[Study material — start]
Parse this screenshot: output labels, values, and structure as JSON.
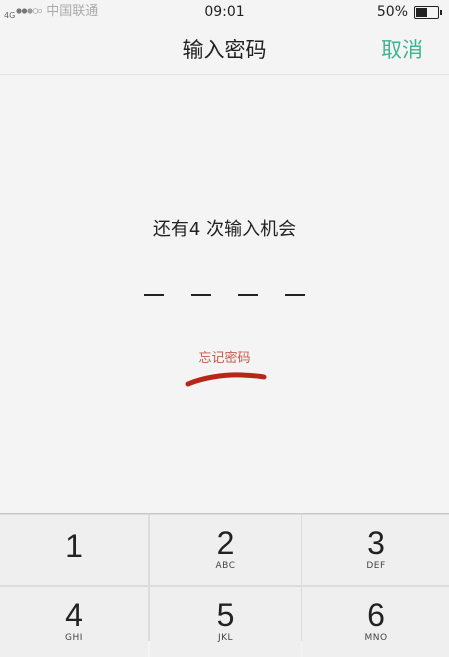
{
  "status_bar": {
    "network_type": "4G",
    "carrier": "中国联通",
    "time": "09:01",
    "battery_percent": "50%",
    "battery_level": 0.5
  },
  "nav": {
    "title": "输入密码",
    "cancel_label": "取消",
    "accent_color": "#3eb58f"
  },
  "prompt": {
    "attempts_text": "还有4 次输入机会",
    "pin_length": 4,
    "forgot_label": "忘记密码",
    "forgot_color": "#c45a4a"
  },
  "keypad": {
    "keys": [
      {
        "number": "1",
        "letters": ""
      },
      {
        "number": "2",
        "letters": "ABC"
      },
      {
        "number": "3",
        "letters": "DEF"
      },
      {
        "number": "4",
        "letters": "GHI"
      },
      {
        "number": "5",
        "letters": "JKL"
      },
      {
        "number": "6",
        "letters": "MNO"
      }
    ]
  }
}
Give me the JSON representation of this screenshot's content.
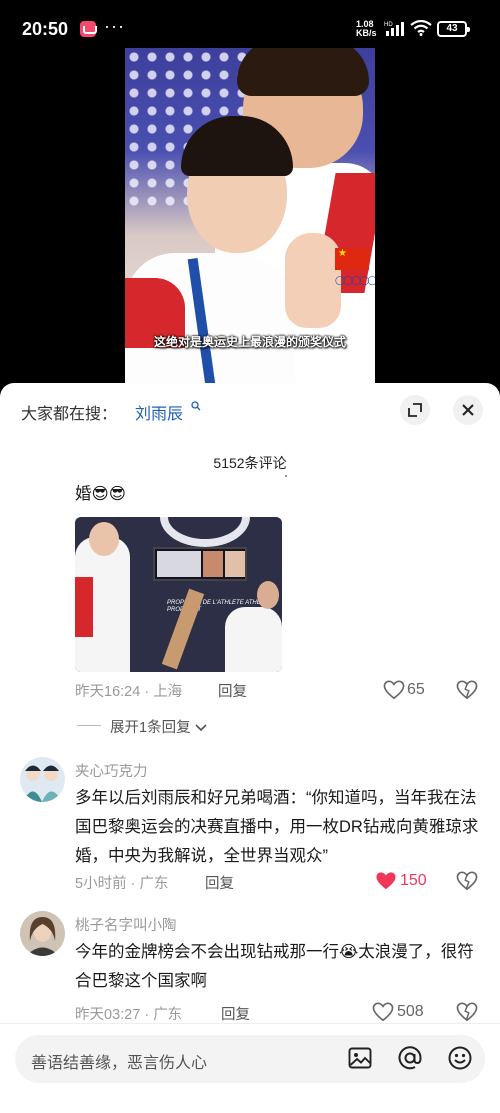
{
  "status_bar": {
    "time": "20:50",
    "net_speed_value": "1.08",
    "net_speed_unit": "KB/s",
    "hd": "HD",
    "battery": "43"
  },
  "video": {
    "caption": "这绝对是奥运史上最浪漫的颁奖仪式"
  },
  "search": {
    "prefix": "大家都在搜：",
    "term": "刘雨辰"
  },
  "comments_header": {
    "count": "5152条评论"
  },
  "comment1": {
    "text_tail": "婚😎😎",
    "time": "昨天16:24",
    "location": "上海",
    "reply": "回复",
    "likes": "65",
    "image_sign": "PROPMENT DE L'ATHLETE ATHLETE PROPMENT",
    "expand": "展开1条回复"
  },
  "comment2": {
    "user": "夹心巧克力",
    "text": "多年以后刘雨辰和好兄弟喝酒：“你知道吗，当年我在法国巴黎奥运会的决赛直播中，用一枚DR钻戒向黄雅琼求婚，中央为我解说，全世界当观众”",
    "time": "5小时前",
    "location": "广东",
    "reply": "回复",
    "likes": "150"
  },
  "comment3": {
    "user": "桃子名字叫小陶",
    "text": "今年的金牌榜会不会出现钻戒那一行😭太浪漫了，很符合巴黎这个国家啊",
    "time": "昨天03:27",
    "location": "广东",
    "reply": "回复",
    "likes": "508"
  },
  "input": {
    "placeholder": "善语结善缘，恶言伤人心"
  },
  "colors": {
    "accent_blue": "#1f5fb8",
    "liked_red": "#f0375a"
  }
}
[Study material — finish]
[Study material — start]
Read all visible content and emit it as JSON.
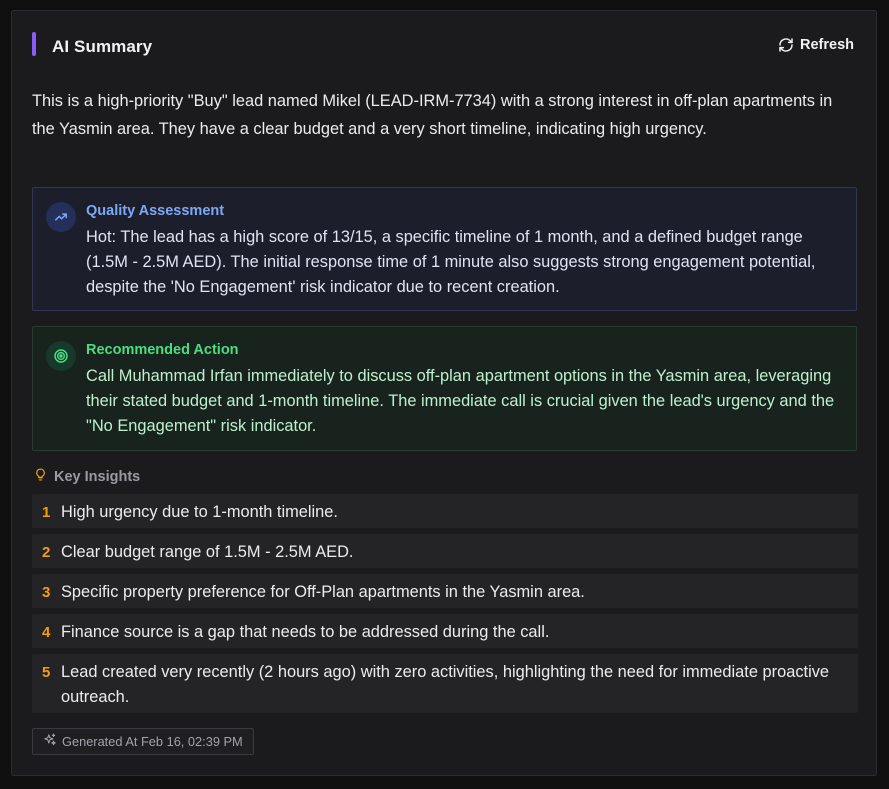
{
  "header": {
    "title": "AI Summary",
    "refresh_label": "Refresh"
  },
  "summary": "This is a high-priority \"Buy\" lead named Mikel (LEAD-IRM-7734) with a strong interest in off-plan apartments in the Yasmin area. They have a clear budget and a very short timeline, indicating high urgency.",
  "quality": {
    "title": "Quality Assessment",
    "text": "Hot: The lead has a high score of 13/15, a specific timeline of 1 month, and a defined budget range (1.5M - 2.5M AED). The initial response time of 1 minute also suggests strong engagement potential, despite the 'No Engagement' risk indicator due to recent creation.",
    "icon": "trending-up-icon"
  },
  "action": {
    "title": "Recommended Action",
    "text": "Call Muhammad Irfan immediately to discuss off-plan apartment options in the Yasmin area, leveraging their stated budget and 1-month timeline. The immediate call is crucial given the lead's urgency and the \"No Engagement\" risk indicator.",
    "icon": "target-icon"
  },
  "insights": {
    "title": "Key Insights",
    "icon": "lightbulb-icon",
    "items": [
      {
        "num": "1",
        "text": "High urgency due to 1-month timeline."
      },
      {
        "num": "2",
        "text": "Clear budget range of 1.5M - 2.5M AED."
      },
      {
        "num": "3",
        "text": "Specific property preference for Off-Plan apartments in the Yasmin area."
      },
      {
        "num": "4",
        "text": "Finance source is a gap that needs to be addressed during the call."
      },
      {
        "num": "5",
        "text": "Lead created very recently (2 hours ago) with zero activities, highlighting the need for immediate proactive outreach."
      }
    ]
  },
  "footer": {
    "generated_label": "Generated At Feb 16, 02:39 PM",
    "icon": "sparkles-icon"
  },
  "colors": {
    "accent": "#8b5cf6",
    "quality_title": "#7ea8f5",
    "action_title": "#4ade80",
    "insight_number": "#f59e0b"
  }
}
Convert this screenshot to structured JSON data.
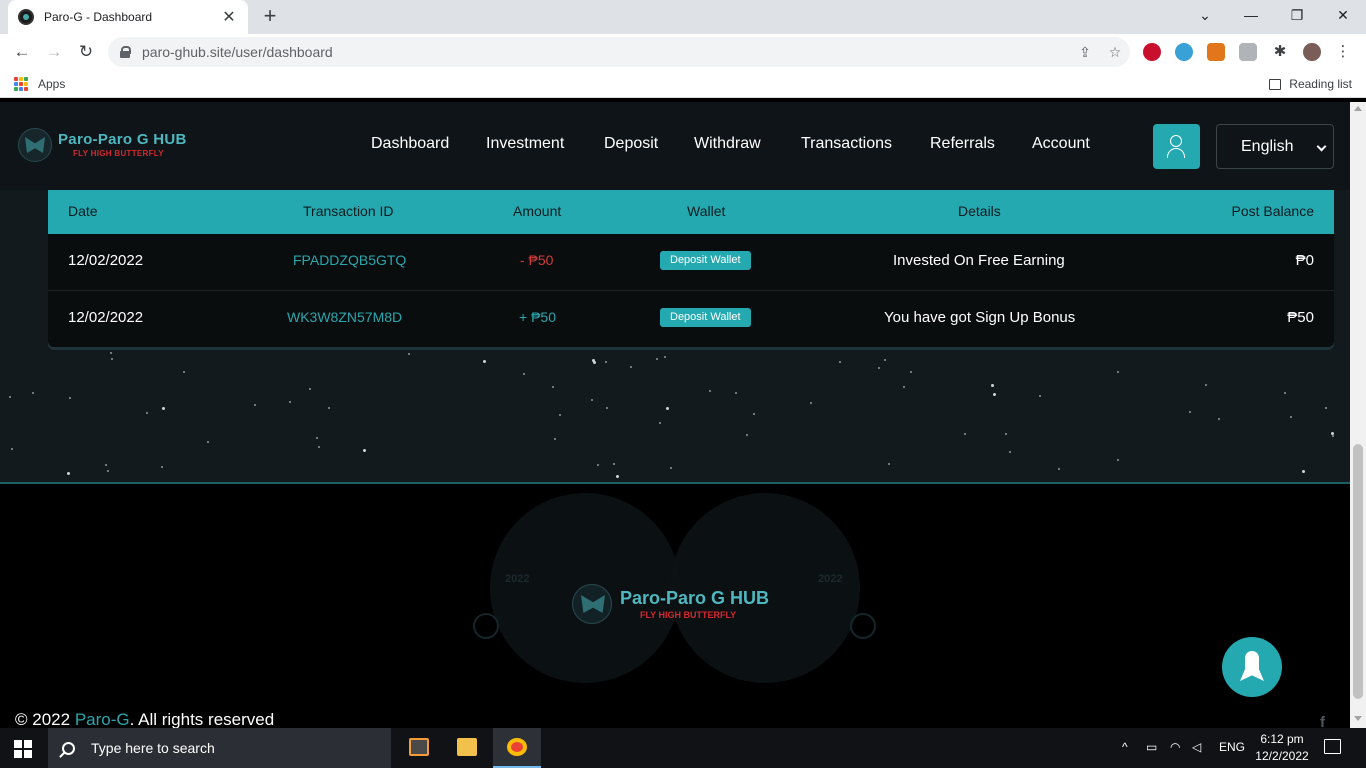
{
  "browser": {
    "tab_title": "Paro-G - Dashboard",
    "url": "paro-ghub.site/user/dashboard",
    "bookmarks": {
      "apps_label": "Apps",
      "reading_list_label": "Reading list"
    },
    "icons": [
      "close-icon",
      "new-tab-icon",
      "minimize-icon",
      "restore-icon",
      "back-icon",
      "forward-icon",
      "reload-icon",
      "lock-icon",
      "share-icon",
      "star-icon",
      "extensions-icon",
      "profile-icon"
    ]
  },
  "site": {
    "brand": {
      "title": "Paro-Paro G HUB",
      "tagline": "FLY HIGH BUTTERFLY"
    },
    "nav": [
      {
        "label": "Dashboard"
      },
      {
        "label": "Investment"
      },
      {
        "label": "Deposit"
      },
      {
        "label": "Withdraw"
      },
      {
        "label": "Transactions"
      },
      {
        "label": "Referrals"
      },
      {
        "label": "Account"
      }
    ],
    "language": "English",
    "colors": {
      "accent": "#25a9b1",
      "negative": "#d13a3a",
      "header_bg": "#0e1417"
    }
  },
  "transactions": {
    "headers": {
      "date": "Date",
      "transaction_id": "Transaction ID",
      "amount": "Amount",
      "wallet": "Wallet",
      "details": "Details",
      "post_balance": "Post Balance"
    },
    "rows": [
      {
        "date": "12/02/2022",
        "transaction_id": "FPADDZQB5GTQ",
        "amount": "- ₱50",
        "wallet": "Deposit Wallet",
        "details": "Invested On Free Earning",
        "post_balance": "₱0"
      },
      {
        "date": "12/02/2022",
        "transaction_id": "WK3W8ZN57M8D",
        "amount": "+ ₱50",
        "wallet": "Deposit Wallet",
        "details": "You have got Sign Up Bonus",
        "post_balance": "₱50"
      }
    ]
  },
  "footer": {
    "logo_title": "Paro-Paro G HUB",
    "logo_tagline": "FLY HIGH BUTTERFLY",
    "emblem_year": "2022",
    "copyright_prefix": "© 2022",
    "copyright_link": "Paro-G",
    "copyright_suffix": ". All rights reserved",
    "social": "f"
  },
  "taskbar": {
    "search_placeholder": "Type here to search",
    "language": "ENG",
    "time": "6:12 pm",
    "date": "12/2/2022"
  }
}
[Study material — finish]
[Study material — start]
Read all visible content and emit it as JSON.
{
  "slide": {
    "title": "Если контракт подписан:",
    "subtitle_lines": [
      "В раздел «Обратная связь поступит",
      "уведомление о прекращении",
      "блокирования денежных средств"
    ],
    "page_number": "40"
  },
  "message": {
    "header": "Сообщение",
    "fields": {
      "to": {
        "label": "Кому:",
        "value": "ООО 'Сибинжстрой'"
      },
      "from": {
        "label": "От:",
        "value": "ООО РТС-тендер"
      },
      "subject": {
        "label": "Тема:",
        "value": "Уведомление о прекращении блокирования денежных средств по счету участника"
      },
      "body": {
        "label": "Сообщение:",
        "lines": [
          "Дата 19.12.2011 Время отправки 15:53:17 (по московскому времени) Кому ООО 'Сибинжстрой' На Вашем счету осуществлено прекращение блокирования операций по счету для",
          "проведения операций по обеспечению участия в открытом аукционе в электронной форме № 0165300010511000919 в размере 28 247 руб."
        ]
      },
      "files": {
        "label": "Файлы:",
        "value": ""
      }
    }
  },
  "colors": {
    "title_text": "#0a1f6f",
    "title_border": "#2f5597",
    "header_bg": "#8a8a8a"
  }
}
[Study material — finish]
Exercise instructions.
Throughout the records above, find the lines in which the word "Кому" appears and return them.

Exercise response.
        "label": "Кому:",
          "Дата 19.12.2011 Время отправки 15:53:17 (по московскому времени) Кому ООО 'Сибинжстрой' На Вашем счету осуществлено прекращение блокирования операций по счету для",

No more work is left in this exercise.